We are in receipt of the Tribune Almanac, the World Almanac, and the Merchants and BankersAlmanac. The two first are published, respectively, at the ofl&ces of,theNew York Tribune and the New York World, and the latter at the office of the Bankers Magazine (P. O. box 4,574), New York. These annuals are replete with valuable information in their re. spective spheres, and are useful to those who wish to keep posted in the politics and financial condition of the country. WHERE TO EMIGRATE AND WHY. With Maps and Illustrations. New York: Frederick B. Goodard, 432 Broome street. This book contains information as to the climate, agricultural, and manufacturing resources of all parts of the United States. It will prove a valuable help to those who meditate the purchase of property in locations with which they have had hitherto little acquaintance. Applications must be made to the publisher. WOODWARDS NATIONAL ARCHITECT. Containing 1,000 Original Designs, Plans, and Details to Working Scale, for the Practical Construction of Dwelling Houses for the Country, Suburb, and Village, with Full and Complete Specifications, and an Estimate of the Cost of each Design. By George E. Woodward and Edward G. Thompson, Architects, New York. George E. Woodward, 191 Broadway. The principal author of this handsome quarto is Mr. Geo. E. Woodward, already favorably known to the public through his previous works in rural architecture. The present work is the result of long experience and matured skill, and we can give it no higher praise than to say that the promise given on its title page is amply fulfilled. The plates are executed in the highest style of the art, and are studies which young architects will do well to supply themselves with. The work is superbly got up, and supplies a want felt by many at the present time, when the taste and demand for suburban residences is rapidly increasing. Really good designs for such structures have been scarce, as is evidenced by the want of variety, among those which can be commended, and the utter ugliness of most of them. We give the work our unqualified commendation. ZELLS POPULAR ENCYCLOPEDIA AND UNIVERSAL DICTIONARY. Edited by L. Colange. Philadelphia: T. Ell wood Zell, Nos. 17 and 19 South Sixth street. The first seven numbers of this work have come to hand. It is a quarto, printed and illustrated in handsome style, and seems to be ably edited. The difficult task of condensation, has, if we may judge from the numbers before us, fallen into good hands. Its price is ten cents per number, and when completed and bound, It will prove a valuable work of reference to those who cannot afford the more expensive and complete works of the kind.

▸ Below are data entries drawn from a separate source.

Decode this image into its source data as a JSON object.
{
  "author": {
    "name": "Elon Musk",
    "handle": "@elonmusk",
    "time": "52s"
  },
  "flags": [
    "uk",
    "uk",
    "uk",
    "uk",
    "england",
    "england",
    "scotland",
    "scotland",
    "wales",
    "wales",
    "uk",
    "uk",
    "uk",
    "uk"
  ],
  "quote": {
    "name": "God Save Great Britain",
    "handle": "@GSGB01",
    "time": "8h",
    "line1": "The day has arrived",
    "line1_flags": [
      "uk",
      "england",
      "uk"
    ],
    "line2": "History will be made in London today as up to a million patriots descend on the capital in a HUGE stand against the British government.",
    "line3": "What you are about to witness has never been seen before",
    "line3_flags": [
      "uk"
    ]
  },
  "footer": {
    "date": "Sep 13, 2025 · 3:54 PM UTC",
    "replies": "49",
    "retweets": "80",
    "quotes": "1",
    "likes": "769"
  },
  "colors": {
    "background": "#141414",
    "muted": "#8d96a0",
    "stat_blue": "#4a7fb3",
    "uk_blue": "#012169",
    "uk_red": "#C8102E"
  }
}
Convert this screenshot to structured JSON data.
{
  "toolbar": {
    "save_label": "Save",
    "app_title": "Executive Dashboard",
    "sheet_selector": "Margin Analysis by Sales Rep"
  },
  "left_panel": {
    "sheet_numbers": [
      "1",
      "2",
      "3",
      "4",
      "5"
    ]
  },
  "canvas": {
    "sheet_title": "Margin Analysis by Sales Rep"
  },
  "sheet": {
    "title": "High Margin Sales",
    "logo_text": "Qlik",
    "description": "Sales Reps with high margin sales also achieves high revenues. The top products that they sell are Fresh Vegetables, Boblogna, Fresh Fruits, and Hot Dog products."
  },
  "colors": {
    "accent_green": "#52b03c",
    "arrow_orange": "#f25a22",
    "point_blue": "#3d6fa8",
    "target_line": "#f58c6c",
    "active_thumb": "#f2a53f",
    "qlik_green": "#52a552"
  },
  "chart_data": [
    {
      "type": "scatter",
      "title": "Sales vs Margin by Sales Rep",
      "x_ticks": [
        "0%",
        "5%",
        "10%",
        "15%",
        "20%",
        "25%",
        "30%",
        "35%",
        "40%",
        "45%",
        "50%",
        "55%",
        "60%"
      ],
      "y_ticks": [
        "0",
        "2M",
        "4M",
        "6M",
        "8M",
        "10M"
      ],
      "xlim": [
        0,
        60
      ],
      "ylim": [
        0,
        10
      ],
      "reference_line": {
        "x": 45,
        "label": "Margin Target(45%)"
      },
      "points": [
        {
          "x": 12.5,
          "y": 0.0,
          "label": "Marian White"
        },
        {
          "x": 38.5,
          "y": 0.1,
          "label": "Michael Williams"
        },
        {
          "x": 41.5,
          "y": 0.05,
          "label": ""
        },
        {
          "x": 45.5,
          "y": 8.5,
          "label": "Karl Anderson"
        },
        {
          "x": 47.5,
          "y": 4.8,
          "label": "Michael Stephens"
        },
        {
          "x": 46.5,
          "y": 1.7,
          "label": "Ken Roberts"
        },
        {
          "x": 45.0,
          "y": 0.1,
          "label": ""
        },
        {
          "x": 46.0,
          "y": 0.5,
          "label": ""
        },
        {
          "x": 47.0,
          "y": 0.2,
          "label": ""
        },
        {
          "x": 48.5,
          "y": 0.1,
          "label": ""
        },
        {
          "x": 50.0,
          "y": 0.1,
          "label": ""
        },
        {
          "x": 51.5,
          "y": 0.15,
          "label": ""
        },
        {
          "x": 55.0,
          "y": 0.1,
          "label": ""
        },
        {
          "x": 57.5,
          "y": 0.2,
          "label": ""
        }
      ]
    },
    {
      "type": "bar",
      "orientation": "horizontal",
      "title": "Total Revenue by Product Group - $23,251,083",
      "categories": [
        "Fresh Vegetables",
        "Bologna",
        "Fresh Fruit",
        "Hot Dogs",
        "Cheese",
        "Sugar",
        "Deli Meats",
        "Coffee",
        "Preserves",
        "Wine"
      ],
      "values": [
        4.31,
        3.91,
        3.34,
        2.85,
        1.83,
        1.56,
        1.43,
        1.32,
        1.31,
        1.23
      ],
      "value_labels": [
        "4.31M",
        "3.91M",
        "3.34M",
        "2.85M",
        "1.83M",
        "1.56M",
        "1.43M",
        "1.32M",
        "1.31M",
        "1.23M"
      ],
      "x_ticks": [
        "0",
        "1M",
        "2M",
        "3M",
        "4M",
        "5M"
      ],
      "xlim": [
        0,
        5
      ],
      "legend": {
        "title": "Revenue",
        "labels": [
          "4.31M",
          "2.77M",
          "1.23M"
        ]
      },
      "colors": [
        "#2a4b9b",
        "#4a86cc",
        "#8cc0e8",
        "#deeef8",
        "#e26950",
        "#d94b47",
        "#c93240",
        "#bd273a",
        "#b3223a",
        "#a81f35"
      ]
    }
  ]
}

This article was originally published with the title "New Publications" in Scientific American 20, 10, 156 (March 1869)